Records drawn from a dataset:
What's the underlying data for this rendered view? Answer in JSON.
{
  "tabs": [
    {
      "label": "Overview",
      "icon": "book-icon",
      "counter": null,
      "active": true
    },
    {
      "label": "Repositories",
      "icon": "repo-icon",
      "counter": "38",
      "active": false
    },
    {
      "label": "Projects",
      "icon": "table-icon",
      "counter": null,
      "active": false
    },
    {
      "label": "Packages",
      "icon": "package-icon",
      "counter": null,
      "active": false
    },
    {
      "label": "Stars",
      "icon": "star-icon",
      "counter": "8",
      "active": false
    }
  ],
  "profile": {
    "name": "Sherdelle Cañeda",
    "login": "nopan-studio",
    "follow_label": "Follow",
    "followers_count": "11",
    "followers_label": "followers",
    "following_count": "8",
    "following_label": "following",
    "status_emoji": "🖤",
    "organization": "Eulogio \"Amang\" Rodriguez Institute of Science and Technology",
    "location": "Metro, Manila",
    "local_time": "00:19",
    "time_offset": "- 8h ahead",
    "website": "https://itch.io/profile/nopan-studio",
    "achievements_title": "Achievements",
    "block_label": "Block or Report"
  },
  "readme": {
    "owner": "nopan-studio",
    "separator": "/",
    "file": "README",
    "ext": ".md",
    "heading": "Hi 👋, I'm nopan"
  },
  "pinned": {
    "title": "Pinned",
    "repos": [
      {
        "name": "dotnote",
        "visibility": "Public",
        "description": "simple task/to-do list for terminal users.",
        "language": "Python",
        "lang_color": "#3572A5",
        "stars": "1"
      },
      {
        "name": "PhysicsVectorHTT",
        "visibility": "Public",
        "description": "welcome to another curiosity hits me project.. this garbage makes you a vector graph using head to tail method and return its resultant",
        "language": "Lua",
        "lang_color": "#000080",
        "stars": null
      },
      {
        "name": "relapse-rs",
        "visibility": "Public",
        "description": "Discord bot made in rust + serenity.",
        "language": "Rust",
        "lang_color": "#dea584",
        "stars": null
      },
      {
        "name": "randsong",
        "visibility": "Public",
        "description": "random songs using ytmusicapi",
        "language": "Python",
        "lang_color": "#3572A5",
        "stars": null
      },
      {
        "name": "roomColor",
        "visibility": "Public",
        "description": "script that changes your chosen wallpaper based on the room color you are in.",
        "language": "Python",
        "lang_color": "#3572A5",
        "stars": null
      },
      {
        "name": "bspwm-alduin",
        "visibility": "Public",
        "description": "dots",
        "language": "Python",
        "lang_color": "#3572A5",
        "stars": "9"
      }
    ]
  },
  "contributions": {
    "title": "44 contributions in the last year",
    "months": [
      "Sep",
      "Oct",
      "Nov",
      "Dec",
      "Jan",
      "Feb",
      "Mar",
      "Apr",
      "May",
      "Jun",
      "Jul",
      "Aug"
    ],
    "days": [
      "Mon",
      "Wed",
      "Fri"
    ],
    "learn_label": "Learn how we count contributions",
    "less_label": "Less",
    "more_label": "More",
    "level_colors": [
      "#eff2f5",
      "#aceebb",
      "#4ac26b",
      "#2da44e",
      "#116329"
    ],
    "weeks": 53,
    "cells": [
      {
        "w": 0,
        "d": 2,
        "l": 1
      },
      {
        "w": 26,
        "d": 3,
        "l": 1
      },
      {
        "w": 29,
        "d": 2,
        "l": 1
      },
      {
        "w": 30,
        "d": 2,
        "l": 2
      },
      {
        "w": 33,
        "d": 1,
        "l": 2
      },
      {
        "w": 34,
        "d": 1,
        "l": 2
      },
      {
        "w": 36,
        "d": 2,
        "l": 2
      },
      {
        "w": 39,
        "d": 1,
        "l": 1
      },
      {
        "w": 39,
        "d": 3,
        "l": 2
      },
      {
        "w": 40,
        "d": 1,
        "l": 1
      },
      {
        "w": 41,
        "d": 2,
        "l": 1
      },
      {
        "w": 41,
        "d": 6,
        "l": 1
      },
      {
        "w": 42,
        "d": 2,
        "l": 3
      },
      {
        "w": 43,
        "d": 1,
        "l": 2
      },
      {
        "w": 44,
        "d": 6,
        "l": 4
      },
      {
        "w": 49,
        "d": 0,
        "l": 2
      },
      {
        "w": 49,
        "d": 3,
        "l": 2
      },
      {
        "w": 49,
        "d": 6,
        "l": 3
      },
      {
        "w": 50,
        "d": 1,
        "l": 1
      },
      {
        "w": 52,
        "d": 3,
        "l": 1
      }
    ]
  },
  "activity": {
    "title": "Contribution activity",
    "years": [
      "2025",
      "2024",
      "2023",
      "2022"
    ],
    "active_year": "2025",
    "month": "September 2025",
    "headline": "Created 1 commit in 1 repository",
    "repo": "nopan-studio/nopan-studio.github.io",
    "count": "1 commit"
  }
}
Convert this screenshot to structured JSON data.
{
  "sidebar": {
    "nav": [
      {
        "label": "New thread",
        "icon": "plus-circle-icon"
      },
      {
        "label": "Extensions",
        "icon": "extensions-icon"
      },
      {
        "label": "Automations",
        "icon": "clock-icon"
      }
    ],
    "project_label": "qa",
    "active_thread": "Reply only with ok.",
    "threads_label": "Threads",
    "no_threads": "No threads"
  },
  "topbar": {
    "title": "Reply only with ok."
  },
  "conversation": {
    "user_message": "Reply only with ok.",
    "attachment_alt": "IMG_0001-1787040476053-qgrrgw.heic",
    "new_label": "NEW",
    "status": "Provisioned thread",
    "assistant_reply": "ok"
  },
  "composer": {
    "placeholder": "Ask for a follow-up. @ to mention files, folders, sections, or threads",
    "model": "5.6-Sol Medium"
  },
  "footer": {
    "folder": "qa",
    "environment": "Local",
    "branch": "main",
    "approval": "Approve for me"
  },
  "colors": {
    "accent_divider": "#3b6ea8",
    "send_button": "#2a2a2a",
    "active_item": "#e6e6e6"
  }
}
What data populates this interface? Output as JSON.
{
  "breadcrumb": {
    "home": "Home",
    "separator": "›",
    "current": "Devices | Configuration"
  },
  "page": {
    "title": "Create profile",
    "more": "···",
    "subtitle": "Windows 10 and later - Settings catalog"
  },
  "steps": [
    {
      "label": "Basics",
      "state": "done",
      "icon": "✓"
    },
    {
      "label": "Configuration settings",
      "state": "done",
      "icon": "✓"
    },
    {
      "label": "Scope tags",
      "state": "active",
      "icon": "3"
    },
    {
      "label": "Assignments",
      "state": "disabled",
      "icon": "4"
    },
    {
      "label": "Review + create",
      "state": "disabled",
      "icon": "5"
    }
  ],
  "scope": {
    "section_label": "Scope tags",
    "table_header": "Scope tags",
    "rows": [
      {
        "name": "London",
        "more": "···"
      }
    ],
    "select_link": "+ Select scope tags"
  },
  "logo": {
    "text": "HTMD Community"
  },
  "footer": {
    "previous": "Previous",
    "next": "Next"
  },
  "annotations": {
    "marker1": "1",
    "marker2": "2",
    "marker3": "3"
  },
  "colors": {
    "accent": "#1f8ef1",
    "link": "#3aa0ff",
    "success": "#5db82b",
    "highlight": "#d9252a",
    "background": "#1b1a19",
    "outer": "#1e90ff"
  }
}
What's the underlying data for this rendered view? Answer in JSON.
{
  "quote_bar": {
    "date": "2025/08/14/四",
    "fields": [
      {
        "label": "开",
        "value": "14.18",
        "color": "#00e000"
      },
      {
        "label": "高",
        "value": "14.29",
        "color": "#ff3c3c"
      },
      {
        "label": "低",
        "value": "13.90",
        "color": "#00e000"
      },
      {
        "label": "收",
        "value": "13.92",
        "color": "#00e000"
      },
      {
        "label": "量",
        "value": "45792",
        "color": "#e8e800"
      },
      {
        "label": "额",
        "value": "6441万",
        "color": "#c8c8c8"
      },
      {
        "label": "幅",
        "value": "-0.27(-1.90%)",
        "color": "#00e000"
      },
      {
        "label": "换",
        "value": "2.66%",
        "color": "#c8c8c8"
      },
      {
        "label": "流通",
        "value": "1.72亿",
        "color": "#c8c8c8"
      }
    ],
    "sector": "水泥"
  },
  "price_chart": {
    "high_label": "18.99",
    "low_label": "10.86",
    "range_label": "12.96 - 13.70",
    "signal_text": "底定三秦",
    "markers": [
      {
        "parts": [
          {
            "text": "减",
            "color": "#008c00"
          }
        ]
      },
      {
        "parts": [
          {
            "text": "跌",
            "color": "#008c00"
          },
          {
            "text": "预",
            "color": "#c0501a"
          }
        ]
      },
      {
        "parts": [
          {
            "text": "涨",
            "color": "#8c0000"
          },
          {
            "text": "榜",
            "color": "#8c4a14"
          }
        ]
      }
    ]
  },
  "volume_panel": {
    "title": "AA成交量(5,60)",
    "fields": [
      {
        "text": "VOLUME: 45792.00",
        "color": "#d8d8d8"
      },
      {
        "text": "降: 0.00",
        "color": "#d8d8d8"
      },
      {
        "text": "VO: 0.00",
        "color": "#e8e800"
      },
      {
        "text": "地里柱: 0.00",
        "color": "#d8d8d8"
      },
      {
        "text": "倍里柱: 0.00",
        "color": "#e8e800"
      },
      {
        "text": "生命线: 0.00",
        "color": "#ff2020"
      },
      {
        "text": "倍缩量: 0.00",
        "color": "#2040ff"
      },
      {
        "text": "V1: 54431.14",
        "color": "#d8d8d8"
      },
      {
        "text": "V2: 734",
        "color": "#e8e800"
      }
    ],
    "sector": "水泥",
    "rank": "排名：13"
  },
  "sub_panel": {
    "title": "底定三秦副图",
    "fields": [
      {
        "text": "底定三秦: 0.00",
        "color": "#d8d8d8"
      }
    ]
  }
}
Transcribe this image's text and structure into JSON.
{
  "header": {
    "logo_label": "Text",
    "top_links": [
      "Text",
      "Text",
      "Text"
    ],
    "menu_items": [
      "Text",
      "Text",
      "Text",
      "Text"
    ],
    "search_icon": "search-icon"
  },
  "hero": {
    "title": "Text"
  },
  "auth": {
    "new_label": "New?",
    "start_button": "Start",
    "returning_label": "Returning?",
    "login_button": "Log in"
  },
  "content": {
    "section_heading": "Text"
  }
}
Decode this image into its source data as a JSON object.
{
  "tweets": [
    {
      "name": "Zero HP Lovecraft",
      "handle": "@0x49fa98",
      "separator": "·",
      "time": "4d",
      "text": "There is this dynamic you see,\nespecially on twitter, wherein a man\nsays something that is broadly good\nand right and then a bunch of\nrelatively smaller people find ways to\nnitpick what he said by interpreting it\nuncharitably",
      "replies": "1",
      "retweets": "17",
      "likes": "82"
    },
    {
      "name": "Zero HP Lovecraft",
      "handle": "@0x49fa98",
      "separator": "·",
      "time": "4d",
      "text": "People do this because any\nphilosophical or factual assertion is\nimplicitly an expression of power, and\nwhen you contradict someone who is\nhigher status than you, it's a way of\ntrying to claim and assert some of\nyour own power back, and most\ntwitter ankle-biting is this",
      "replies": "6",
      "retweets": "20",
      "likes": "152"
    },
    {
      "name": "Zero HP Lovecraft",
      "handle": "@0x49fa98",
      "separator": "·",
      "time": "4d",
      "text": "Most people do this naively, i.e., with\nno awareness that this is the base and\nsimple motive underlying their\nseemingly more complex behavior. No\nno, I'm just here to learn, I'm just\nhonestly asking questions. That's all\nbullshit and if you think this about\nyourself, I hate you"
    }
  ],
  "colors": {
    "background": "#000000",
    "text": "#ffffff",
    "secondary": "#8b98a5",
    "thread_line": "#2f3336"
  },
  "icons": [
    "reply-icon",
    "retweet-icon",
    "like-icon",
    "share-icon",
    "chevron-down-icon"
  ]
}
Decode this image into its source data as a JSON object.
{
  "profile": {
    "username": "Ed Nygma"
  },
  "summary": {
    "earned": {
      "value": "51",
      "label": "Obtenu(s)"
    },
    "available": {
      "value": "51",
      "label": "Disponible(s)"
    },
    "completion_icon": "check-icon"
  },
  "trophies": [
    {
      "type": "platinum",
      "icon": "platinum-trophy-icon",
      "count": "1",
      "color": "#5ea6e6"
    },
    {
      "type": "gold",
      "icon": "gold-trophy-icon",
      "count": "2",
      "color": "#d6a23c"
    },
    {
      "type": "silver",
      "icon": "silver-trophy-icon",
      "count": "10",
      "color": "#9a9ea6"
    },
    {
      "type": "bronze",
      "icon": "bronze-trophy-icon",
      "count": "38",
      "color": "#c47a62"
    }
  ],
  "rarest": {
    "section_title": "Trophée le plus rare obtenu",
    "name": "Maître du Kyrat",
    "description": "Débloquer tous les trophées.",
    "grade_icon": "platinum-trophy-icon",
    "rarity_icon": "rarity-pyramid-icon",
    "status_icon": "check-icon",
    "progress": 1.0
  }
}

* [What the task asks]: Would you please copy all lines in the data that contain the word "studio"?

* [Exercise output]:
    "login": "nopan-studio",
    "website": "https://itch.io/profile/nopan-studio",
    "owner": "nopan-studio",
    "repo": "nopan-studio/nopan-studio.github.io",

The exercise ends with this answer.